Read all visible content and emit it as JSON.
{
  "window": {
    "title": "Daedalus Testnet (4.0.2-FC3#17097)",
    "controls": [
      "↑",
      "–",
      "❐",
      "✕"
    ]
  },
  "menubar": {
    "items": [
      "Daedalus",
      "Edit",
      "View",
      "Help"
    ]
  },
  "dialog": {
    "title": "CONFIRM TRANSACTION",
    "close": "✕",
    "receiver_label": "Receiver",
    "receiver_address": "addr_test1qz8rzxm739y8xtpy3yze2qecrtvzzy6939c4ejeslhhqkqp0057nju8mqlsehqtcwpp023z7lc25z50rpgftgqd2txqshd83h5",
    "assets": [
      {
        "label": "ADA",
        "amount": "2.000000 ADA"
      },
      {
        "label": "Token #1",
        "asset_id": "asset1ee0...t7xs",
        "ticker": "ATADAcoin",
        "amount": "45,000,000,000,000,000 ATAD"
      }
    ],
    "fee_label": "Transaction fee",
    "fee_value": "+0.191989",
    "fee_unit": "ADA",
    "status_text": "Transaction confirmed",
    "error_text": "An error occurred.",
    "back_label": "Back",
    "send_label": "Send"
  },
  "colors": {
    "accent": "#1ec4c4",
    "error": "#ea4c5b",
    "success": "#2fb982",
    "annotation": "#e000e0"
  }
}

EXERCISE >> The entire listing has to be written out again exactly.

TASK RESPONSE >>
Read all visible content and emit it as JSON.
{
  "window": {
    "title": "Daedalus Testnet (4.0.2-FC3#17097)",
    "controls": [
      "↑",
      "–",
      "❐",
      "✕"
    ]
  },
  "menubar": {
    "items": [
      "Daedalus",
      "Edit",
      "View",
      "Help"
    ]
  },
  "dialog": {
    "title": "CONFIRM TRANSACTION",
    "close": "✕",
    "receiver_label": "Receiver",
    "receiver_address": "addr_test1qz8rzxm739y8xtpy3yze2qecrtvzzy6939c4ejeslhhqkqp0057nju8mqlsehqtcwpp023z7lc25z50rpgftgqd2txqshd83h5",
    "assets": [
      {
        "label": "ADA",
        "amount": "2.000000 ADA"
      },
      {
        "label": "Token #1",
        "asset_id": "asset1ee0...t7xs",
        "ticker": "ATADAcoin",
        "amount": "45,000,000,000,000,000 ATAD"
      }
    ],
    "fee_label": "Transaction fee",
    "fee_value": "+0.191989",
    "fee_unit": "ADA",
    "status_text": "Transaction confirmed",
    "error_text": "An error occurred.",
    "back_label": "Back",
    "send_label": "Send"
  },
  "colors": {
    "accent": "#1ec4c4",
    "error": "#ea4c5b",
    "success": "#2fb982",
    "annotation": "#e000e0"
  }
}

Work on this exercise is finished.